14. Web Content: Long COVID Resources Now Available

The Minnesota Department of Health (MDH) has published several web pages about Long COVID: A Post-COVID Condition. New content includes what is known (and isn’t known) about symptoms, treatment, prevalence, and more. There are also resources for long COVID survivors, caregivers, schools, and workplaces, a summary of what MDH is doing to learn more, and a separate page for health care providers. Post-COVID conditions like long COVID are not yet well understood. Content will be updated as more information and resources become available.

15. Publication: Immigration Status–A Political Determinant of Health

In this Gender Policy Report, Kimberly Horner writes that, “While immigration status has been called a ‘social determinant of health’ in recent scholarship, it might be more aptly labeled a ‘political determinant of health’ in the US. Political decisions and policies are directly linked to the health, well-being, and opportunities for the foreign-born, who are overrepresented in frontline jobs and less likely to have access to healthcare, especially when fearful of deportation or risks to future citizenship opportunities.”

16. Brochure and Video: Pregnancy, Pregnancy Leave, and Pumping Breast Milk at Work

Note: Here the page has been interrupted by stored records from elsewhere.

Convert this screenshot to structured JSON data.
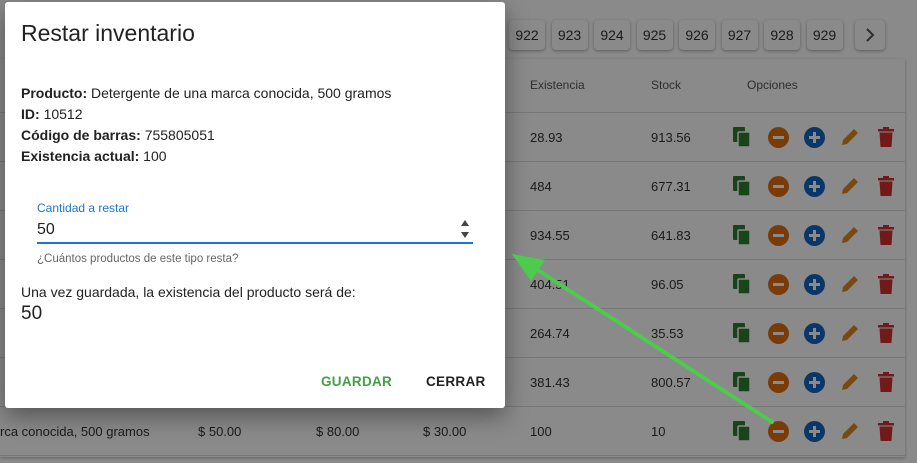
{
  "pagination": {
    "pages": [
      "922",
      "923",
      "924",
      "925",
      "926",
      "927",
      "928",
      "929"
    ],
    "next_label": "›"
  },
  "table": {
    "headers": {
      "existencia": "Existencia",
      "stock": "Stock",
      "opciones": "Opciones"
    },
    "rows": [
      {
        "existencia": "28.93",
        "stock": "913.56"
      },
      {
        "existencia": "484",
        "stock": "677.31"
      },
      {
        "existencia": "934.55",
        "stock": "641.83"
      },
      {
        "existencia": "404.51",
        "stock": "96.05"
      },
      {
        "existencia": "264.74",
        "stock": "35.53"
      },
      {
        "existencia": "381.43",
        "stock": "800.57"
      },
      {
        "nombre": "rca conocida, 500 gramos",
        "precio1": "$ 50.00",
        "precio2": "$ 80.00",
        "precio3": "$ 30.00",
        "existencia": "100",
        "stock": "10"
      }
    ],
    "option_icons": [
      "copy-icon",
      "minus-circle-icon",
      "plus-circle-icon",
      "pencil-icon",
      "trash-icon"
    ],
    "colors": {
      "copy": "#2e7d32",
      "minus": "#e07010",
      "plus": "#1565c0",
      "pencil": "#e08a1e",
      "trash": "#d32f2f"
    }
  },
  "dialog": {
    "title": "Restar inventario",
    "product_label": "Producto:",
    "product_value": "Detergente de una marca conocida, 500 gramos",
    "id_label": "ID:",
    "id_value": "10512",
    "barcode_label": "Código de barras:",
    "barcode_value": "755805051",
    "stock_label": "Existencia actual:",
    "stock_value": "100",
    "field_label": "Cantidad a restar",
    "field_value": "50",
    "field_hint": "¿Cuántos productos de este tipo resta?",
    "result_label": "Una vez guardada, la existencia del producto será de:",
    "result_value": "50",
    "save_label": "GUARDAR",
    "close_label": "CERRAR",
    "colors": {
      "accent": "#1976d2",
      "save": "#43a047"
    }
  },
  "annotation": {
    "arrow_color": "#4ccb4c"
  }
}
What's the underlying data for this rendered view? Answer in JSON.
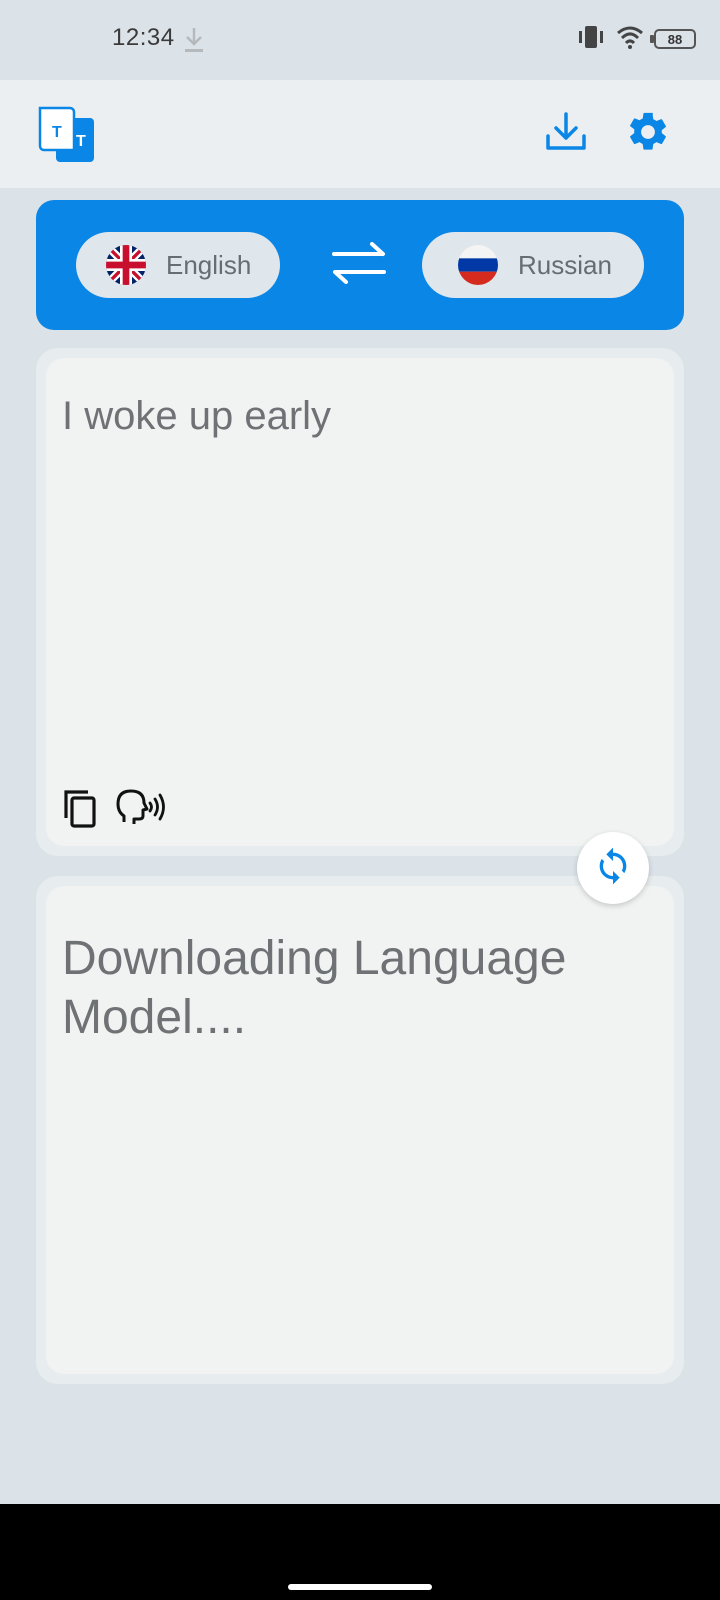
{
  "status_bar": {
    "time": "12:34",
    "battery": "88"
  },
  "toolbar": {
    "download_icon": "download-icon",
    "settings_icon": "gear-icon"
  },
  "languages": {
    "source": "English",
    "target": "Russian",
    "source_flag": "uk-flag",
    "target_flag": "russia-flag"
  },
  "source_panel": {
    "text": "I woke up early"
  },
  "target_panel": {
    "text": "Downloading Language Model...."
  },
  "colors": {
    "accent": "#0a86e6",
    "background": "#dbe2e8",
    "panel": "#f1f3f3"
  }
}
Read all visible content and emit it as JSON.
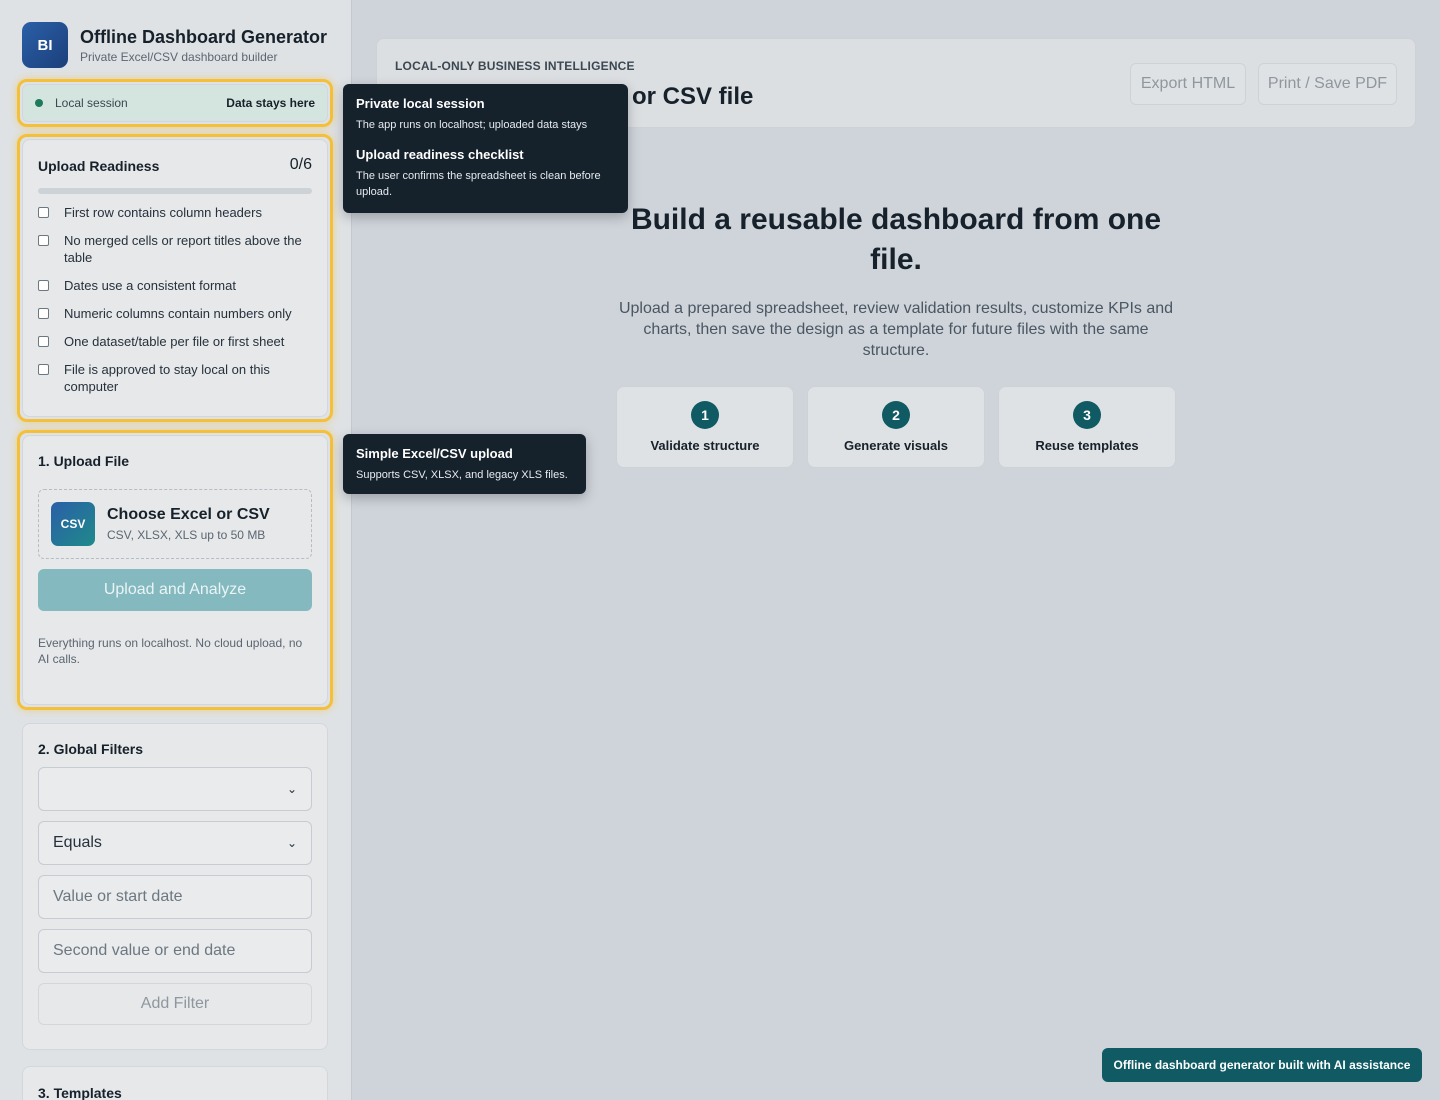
{
  "brand": {
    "logo": "BI",
    "title": "Offline Dashboard Generator",
    "subtitle": "Private Excel/CSV dashboard builder"
  },
  "session": {
    "label": "Local session",
    "right": "Data stays here",
    "status_color": "#1f7a5a"
  },
  "readiness": {
    "title": "Upload Readiness",
    "count": "0/6",
    "progress": 0,
    "items": [
      {
        "label": "First row contains column headers",
        "checked": false
      },
      {
        "label": "No merged cells or report titles above the table",
        "checked": false
      },
      {
        "label": "Dates use a consistent format",
        "checked": false
      },
      {
        "label": "Numeric columns contain numbers only",
        "checked": false
      },
      {
        "label": "One dataset/table per file or first sheet",
        "checked": false
      },
      {
        "label": "File is approved to stay local on this computer",
        "checked": false
      }
    ]
  },
  "upload": {
    "title": "1. Upload File",
    "icon": "CSV",
    "choose_title": "Choose Excel or CSV",
    "choose_sub": "CSV, XLSX, XLS up to 50 MB",
    "button": "Upload and Analyze",
    "note": "Everything runs on localhost. No cloud upload, no AI calls."
  },
  "filters": {
    "title": "2. Global Filters",
    "column_value": "",
    "operator_value": "Equals",
    "value_placeholder": "Value or start date",
    "second_placeholder": "Second value or end date",
    "add_button": "Add Filter"
  },
  "templates": {
    "title": "3. Templates"
  },
  "topbar": {
    "eyebrow": "LOCAL-ONLY BUSINESS INTELLIGENCE",
    "title_visible": "or CSV file",
    "export_button": "Export HTML",
    "print_button": "Print / Save PDF"
  },
  "hero": {
    "title": "Build a reusable dashboard from one file.",
    "description": "Upload a prepared spreadsheet, review validation results, customize KPIs and charts, then save the design as a template for future files with the same structure."
  },
  "steps": [
    {
      "num": "1",
      "label": "Validate structure"
    },
    {
      "num": "2",
      "label": "Generate visuals"
    },
    {
      "num": "3",
      "label": "Reuse templates"
    }
  ],
  "tooltips": {
    "session_title": "Private local session",
    "session_body": "The app runs on localhost; uploaded data stays",
    "checklist_title": "Upload readiness checklist",
    "checklist_body": "The user confirms the spreadsheet is clean before upload.",
    "upload_title": "Simple Excel/CSV upload",
    "upload_body": "Supports CSV, XLSX, and legacy XLS files."
  },
  "footer_badge": "Offline dashboard generator built with AI assistance",
  "colors": {
    "accent": "#0f5a63",
    "highlight": "#f4c03a",
    "brand": "#2a5fa8"
  }
}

The health and safety of pregnant and lactating individuals are legally protected in Minnesota. Most employers are willing to comply with laws that support their pregnant and nursing employees. If they are unwilling, the Minnesota Department of Labor and Industry can help. Beginning January 1, 2022, workplace protections for expectant and new parents were expanded. Changes include:

  • Requiring nursing and lactating employees receive paid break time to express milk at work

  • Ensuring more employees have a right to request and receive needed pregnancy accommodations in the workplace


Additional details about the changes in this law are available on the Minnesota Department of Labor and Industry website. View and print this brochure that reviews workplace protections for pregnant employees and new parents in English, Hmong, Somali, and Spanish.


The Minnesota Breastfeeding Coalition YouTube channel has a short video “Employers Supporting Lactating Employees” available in English, Spanish, Hmong, and Somali.

17. Website: Maternal Health Learning and Innovation Center (MHLIC)

The Maternal Health Learning and Innovation Center (MHLIC) is a national resource center guided by the mission to “foster collaboration and learning among diverse stakeholders to accelerate evidence-informed interventions advancing equitable maternal health outcomes through engagement, innovation, and policy.” MHLIC provides information on state and national programs, blogs, resources, and events.

-Learn more about MHLIC

18. Opportunity: Recruiting for a New Cohort of Project REACH

Project REACH (Rural Experts Advancing Community Health) is a year-long program that provides diverse community leaders in rural Minnesota with health policy and leadership training. Participants will learn to frame health policy challenges and how to communicate effectively with state legislators and other policymakers. Interest forms due by March 2, 2022.

-View recruitment flyer

You received this message because you have subscribed to the Healthy Generations listserv. This newsletter is produced monthly by the Center for Leadership Education in Maternal and Child Public Health at the University of Minnesota. Email mch@umn.edu to have your event, resource, or publication included in our eNewsletter.


Copyright © 2021 The Center for Leadership Education in Maternal & Child Public Health - University of Minnesota. All rights reserved.

Big picture